The first recorded lotteries to offer tickets for sale with prizes in the form of money were held in the Low Countries in the 15th century. Town records show that public lotteries were used to raise funds for a variety of uses, including building walls and town fortifications. They were also a painless alternative to taxes for the poor.

As the world sank into poverty in the post-World War II period, state governments looked for ways to expand their social safety nets without imposing a burden on the middle and working classes. The result was that state lotteries grew to a huge size. In order to sustain the burgeoning business, lottery commissions began marketing their products more aggressively. While promoting the excitement of the big jackpots, they also swayed voters by implying that playing the lottery was a kind of civic duty to support the state.

While the big prize amounts of today’s lottery games are certainly newsworthy, it is important to remember that these jackpots represent only a small percentage of total sales. Most of the proceeds are paid out to winners in installments over 20 years, with inflation and taxes dramatically eroding the value. It is the wildly disproportionate amount of prizes paid out that has made lottery advertising especially shrewd and deceptive, with critics charging that it commonly presents misleading information about the odds of winning the lottery.

Despite these skepticisms, most people still find the lottery to be a fascinating and addictive form of entertainment. Many people see it as a way to avoid the burdens of saving for retirement or college tuition and instead have the chance to get rich quick. The real issue, though, is that the lottery dangles the promise of instant riches in an era of inequality and limited social mobility.

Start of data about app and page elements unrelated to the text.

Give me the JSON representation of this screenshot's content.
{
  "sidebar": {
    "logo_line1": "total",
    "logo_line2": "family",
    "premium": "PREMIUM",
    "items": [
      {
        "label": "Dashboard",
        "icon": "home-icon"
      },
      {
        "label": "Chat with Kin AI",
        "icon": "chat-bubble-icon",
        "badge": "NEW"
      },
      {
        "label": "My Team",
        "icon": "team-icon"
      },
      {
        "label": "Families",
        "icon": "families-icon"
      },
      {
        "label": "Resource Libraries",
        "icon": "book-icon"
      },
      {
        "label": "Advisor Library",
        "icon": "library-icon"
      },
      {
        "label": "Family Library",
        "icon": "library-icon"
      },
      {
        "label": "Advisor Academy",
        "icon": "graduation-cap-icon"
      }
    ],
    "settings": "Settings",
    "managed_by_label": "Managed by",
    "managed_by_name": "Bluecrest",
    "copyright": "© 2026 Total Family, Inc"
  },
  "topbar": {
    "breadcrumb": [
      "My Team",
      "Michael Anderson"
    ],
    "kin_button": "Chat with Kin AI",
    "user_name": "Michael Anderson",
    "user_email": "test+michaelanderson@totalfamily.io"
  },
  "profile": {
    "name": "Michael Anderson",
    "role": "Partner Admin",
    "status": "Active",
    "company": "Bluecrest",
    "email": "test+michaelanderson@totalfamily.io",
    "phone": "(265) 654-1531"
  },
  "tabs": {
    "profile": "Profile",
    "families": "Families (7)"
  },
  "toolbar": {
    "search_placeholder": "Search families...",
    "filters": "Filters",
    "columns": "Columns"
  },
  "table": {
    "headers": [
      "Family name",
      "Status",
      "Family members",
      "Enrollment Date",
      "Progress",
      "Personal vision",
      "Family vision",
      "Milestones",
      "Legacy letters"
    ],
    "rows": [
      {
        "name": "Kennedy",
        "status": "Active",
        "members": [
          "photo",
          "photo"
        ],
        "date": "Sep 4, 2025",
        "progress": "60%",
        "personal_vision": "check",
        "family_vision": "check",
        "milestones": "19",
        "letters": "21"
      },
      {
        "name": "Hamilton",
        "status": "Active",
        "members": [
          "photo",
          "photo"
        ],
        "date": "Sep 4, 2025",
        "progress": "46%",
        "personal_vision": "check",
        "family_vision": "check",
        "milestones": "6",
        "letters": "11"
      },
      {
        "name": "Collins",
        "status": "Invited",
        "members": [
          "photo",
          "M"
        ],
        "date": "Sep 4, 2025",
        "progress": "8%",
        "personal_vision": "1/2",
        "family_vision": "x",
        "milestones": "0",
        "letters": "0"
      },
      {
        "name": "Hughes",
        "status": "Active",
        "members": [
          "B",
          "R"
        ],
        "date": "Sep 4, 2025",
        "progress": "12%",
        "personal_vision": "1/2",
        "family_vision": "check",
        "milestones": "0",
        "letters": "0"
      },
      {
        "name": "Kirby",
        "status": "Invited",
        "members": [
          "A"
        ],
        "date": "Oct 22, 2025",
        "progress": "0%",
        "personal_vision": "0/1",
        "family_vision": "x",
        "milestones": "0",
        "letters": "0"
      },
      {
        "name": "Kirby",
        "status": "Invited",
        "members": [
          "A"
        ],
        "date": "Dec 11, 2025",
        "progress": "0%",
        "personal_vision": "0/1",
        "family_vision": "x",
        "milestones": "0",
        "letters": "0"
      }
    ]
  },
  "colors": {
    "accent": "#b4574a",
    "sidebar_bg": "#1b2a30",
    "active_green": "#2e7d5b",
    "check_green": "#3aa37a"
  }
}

The modern lottery system varies from state to state, but most follow the same basic pattern: a government legislates a monopoly; establishes an agency or public corporation to run it; starts with a modest number of relatively simple games; and then tries to increase profits by expanding its offering of different games. Some state governments outsource the operation, but most of them do everything they can to maximize ticket sales and promote the resulting revenue streams.